▶ _Aim of the task_: Which lines below contain "size"? Copy every one of them.

▶ _Recorded data_:

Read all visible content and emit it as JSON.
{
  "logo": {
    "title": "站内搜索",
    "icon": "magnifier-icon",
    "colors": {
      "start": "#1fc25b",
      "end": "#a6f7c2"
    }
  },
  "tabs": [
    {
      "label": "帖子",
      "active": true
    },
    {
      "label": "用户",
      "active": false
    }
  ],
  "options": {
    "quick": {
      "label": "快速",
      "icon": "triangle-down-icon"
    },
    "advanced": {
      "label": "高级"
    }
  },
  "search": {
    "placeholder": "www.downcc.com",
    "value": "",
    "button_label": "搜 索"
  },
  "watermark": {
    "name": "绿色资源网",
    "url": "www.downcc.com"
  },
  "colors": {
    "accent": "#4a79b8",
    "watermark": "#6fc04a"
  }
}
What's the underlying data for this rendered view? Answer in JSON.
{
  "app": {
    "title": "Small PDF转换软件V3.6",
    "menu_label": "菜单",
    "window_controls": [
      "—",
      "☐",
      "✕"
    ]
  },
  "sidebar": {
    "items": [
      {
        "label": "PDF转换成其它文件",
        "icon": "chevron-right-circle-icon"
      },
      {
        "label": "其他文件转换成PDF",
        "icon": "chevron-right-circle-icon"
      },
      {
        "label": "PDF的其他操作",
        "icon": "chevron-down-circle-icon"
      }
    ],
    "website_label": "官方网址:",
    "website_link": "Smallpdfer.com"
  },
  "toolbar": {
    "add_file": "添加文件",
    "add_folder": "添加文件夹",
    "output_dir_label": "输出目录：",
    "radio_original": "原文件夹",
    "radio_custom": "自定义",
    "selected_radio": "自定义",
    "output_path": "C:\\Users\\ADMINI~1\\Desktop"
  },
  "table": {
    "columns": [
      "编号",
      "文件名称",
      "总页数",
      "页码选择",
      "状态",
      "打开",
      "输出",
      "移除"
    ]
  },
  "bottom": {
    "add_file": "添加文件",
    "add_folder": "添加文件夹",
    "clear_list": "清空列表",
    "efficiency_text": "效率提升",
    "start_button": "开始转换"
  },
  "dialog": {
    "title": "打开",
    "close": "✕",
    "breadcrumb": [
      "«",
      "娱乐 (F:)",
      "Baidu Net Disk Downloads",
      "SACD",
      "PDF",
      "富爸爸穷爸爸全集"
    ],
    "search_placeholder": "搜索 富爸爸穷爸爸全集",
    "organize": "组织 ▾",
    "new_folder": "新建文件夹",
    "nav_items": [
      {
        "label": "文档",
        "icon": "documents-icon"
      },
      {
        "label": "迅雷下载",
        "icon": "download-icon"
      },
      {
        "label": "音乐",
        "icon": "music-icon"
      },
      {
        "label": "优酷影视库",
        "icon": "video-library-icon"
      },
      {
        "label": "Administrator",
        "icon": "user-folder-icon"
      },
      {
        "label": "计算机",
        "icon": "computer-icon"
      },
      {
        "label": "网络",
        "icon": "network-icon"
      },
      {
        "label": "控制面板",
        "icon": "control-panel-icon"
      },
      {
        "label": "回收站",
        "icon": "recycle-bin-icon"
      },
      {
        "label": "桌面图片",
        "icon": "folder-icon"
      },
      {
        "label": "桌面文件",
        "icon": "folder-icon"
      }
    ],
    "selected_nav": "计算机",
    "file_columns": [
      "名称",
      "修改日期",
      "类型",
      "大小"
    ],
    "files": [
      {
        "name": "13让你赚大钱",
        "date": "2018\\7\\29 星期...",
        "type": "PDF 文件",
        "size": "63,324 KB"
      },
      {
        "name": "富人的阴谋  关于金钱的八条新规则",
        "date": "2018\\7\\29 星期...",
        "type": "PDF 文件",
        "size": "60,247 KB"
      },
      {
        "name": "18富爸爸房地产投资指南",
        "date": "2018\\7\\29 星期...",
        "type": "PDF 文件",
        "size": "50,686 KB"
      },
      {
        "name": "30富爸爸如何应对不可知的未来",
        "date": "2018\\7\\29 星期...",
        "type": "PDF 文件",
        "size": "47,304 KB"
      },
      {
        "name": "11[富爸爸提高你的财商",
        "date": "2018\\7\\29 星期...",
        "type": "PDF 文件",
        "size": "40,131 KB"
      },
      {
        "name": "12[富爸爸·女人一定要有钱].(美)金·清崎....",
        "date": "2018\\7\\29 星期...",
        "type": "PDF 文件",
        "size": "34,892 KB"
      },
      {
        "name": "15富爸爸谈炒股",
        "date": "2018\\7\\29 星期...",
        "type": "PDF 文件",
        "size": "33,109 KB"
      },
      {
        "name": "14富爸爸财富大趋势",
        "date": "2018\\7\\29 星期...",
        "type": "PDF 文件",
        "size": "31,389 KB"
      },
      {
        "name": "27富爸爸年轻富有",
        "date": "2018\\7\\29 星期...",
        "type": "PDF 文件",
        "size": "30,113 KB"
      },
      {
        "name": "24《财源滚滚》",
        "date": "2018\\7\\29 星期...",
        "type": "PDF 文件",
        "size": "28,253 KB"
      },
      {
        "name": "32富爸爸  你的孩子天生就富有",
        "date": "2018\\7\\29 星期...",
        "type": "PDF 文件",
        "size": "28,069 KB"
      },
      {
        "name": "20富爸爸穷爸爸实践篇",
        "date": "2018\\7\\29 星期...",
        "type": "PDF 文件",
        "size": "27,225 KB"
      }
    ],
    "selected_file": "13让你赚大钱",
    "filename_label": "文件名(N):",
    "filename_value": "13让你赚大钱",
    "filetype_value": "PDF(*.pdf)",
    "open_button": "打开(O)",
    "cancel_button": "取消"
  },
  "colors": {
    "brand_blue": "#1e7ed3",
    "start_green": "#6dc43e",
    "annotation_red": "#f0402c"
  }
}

▶ _Task result_:
        "size": "63,324 KB"
        "size": "60,247 KB"
        "size": "50,686 KB"
        "size": "47,304 KB"
        "size": "40,131 KB"
        "size": "34,892 KB"
        "size": "33,109 KB"
        "size": "31,389 KB"
        "size": "30,113 KB"
        "size": "28,253 KB"
        "size": "28,069 KB"
        "size": "27,225 KB"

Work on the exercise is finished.